Empower Indian Women by Ending Bride-Price

Posted on September 16, 2013


It’s hard to fight against a deeply ingrained cultural tradition, but it’s high time that the parents of Indian girls washed their hands of the long-held custom of dowry, or “bride-price.”

As Carl Gierstorfer writes for CNN, India has some of the highest sex-ratio imbalances in the world, with only 8 girls to every 10 boys in some places.  This is accomplished through selective abortions, infanticide, and neglect of girl babies.  Too many parents just don’t want girls, and it’s not hard to see why:  every daughter represents a heavy financial burden when she comes of age.

For some reason, the traditional arranged marriage seems to be all about the girl’s family finding the best possible groom for her: someone with good professional prospects, from a good family, from a suitable  caste, and so on.  To secure this desirable groom, the bride’s family must expect to pay for a lavish wedding and give their daughter a hefty dowry to take with her to her new family (for a satirical look at how the bride-price works, check out Tanul Thakur’s tongue-in-cheek Dowry Calculator online).  And then the kicker, the bride traditionally leaves her parents and becomes part of the groom’s family, so all of her labor and support go to the security of her in-laws rather than her own parents.

Not that the in-laws always appreciate their gain.  Thousands of brides are killed every year by their husbands’ greedy families, over dissatisfaction with the dowries they received or over demands for continuing payments.  This often takes the form of literal “bride-burning,” in which the women are doused with household fuel such as kerosene and set alight, in the hopes of passing it off as an accident.

Sadly, dowry is most practiced by the poorer families who can least afford it.  Sons bring wealth and security for their aging parents, and enlarge the family.  Daughters are simply a burden to raise until they take their family’s wealth away.  As long as brides enrich the groom’s family and impoverish their own, parents will prefer sons and women will not be valued as human beings.   As horrid cases like the fatal Delhi gang-rape show, too many Indian men scarcely even see women as human beings (although those perpetrators have been found guilty and sentenced to death, a rare thing in India).

So yeah, who would prefer a daughter over a son?

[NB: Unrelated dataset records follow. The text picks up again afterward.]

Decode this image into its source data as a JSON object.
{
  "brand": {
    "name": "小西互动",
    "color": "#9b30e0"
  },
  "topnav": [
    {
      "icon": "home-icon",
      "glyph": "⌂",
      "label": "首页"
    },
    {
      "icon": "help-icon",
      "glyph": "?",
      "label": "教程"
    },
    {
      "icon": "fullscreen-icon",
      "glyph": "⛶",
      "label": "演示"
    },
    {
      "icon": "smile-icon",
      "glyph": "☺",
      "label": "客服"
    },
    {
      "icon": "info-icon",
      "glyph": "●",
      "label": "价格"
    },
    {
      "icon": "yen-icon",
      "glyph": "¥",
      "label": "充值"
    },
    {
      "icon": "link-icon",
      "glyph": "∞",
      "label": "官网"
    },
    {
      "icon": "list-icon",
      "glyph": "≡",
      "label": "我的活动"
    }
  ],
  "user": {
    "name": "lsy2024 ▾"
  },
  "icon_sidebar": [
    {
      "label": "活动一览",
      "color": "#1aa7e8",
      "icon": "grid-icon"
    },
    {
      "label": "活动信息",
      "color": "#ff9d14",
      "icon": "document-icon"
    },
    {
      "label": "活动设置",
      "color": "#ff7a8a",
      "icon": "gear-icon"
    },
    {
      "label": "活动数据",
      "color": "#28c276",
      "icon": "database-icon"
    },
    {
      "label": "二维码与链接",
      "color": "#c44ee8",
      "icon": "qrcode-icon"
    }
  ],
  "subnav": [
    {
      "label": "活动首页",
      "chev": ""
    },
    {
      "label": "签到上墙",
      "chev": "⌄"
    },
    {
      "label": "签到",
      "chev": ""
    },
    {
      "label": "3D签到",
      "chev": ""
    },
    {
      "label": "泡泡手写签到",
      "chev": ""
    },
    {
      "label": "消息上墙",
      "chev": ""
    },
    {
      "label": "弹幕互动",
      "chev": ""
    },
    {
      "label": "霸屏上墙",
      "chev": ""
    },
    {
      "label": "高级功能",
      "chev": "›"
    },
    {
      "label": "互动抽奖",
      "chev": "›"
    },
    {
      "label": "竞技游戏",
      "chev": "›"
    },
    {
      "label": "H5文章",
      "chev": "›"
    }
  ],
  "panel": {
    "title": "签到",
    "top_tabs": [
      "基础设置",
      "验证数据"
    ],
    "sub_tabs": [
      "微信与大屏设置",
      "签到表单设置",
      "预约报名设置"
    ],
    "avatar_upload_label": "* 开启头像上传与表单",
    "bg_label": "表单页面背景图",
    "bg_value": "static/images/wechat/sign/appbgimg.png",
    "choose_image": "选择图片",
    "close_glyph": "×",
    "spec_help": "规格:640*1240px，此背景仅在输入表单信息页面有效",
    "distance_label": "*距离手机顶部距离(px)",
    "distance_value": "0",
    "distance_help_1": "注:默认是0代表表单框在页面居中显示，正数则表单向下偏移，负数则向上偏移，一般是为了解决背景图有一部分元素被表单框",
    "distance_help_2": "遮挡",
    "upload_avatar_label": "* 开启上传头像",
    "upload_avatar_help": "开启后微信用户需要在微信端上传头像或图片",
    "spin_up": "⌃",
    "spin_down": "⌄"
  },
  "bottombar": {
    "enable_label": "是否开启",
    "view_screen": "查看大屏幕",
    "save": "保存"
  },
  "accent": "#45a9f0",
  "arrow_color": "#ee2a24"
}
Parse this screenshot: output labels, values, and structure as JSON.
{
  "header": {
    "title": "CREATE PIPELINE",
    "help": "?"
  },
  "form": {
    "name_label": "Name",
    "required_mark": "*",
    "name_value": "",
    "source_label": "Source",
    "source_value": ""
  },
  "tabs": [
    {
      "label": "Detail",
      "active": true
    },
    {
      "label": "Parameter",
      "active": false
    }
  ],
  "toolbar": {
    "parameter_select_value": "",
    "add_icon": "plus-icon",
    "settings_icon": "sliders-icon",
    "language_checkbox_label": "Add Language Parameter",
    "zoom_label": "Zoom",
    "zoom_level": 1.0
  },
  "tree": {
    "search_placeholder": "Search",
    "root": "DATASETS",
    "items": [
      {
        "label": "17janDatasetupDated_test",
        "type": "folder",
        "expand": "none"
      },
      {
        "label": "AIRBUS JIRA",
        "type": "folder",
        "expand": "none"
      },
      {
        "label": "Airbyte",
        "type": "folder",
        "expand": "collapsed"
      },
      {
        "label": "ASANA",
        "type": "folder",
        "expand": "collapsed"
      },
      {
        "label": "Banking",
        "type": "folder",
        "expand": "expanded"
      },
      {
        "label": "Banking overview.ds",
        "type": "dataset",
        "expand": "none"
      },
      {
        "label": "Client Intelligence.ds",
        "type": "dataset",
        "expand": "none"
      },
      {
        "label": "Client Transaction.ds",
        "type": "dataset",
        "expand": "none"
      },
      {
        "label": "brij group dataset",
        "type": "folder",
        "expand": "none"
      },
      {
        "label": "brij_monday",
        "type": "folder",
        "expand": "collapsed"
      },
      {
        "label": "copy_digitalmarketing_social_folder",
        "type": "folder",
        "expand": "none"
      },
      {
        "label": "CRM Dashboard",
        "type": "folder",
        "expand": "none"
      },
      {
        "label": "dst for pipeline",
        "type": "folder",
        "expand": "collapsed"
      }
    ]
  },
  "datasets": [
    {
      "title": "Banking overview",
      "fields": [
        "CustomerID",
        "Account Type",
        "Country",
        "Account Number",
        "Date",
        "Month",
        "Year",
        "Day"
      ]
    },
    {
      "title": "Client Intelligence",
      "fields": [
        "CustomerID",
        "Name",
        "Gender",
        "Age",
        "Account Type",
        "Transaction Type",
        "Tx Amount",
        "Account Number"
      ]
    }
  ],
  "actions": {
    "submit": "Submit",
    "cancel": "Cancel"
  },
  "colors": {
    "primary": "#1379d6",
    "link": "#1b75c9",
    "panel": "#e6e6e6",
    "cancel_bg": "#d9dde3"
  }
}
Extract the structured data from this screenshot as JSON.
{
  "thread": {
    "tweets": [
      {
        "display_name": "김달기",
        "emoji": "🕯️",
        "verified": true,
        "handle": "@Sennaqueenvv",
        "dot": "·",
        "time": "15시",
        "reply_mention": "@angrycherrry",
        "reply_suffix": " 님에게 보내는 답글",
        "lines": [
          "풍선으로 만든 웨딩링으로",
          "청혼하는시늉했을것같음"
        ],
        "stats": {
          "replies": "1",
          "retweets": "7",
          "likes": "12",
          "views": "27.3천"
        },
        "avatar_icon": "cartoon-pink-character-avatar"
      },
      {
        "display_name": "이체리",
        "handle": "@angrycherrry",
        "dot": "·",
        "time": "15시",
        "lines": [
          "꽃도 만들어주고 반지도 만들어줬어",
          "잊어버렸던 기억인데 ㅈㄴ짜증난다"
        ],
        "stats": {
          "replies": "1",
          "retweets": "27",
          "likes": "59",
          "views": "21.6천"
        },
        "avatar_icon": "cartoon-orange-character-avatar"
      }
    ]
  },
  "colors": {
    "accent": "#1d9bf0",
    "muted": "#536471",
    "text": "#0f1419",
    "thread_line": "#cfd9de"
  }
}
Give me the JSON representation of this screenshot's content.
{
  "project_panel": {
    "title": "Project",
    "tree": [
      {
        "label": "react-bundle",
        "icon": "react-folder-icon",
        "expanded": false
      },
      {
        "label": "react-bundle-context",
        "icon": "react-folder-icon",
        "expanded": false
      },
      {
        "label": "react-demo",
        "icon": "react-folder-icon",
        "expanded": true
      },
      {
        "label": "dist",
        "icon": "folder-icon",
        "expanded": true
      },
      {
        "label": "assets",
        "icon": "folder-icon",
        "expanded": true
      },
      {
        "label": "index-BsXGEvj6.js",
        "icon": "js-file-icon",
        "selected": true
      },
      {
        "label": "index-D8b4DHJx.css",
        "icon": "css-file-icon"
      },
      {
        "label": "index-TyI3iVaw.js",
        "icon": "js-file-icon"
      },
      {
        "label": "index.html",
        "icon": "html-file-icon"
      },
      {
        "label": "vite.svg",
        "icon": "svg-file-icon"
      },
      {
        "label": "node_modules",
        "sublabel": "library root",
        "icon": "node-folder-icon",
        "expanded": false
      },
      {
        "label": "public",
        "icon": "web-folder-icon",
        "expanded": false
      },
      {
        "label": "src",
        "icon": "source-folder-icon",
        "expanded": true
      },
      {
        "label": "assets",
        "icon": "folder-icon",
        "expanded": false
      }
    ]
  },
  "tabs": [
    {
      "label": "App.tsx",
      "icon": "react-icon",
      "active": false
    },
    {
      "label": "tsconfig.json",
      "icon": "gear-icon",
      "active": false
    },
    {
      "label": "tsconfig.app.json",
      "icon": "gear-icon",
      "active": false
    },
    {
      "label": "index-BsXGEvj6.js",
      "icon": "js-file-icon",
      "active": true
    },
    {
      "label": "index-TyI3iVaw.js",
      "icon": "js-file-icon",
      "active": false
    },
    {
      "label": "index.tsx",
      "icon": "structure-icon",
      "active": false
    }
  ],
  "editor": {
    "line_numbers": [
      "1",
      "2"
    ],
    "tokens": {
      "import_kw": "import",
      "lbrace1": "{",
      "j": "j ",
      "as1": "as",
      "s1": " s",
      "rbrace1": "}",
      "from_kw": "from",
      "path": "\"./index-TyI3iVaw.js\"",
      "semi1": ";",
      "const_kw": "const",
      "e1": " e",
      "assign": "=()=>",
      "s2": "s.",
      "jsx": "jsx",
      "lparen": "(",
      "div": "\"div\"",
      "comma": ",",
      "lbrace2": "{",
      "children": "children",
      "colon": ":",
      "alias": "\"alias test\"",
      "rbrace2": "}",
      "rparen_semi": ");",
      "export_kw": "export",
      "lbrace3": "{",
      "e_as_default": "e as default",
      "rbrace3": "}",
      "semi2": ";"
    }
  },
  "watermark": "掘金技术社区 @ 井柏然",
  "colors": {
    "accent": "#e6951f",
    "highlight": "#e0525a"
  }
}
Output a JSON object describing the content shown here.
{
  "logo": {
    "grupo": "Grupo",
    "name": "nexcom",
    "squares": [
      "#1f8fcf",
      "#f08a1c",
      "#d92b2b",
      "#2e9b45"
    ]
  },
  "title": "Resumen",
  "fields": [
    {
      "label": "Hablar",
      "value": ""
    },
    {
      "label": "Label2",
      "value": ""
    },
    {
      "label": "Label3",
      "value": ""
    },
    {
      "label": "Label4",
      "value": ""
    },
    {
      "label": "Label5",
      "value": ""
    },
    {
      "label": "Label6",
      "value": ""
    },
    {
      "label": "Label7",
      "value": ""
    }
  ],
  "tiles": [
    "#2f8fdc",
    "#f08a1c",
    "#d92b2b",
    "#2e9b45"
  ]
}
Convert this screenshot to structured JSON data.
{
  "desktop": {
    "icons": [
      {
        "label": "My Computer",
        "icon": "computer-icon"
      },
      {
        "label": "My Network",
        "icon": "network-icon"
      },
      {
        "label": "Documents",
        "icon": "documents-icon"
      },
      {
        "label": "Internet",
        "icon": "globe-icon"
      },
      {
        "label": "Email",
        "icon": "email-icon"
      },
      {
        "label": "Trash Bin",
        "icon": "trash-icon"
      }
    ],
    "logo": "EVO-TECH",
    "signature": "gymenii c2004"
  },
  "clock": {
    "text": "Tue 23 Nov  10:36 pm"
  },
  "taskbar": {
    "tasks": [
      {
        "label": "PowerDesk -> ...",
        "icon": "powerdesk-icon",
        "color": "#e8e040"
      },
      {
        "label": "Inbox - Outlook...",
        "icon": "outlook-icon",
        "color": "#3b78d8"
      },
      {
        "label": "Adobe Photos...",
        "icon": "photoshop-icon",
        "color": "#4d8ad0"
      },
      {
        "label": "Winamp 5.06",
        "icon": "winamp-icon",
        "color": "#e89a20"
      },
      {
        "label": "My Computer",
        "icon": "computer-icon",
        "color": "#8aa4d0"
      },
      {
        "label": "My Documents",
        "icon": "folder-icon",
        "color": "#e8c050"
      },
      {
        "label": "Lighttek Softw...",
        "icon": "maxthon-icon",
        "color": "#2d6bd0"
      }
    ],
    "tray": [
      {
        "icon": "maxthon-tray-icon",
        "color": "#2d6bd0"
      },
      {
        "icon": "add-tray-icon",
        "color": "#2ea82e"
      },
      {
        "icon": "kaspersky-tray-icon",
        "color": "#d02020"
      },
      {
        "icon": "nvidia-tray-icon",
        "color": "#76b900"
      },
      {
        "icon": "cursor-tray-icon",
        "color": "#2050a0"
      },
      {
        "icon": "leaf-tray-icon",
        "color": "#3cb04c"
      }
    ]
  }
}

Both the caste system and the dowry system have long been outlawed in India, but both systems are alive and well.  VERY alive and well.  It’s a demonstration of the fact that laws on paper are insufficient to end such practices; what is needed is a fundamental social shift in attitudes, and unfortunately that will require the government somehow to summon up the will to enforce the laws.  So far, they have not risen to the occasion.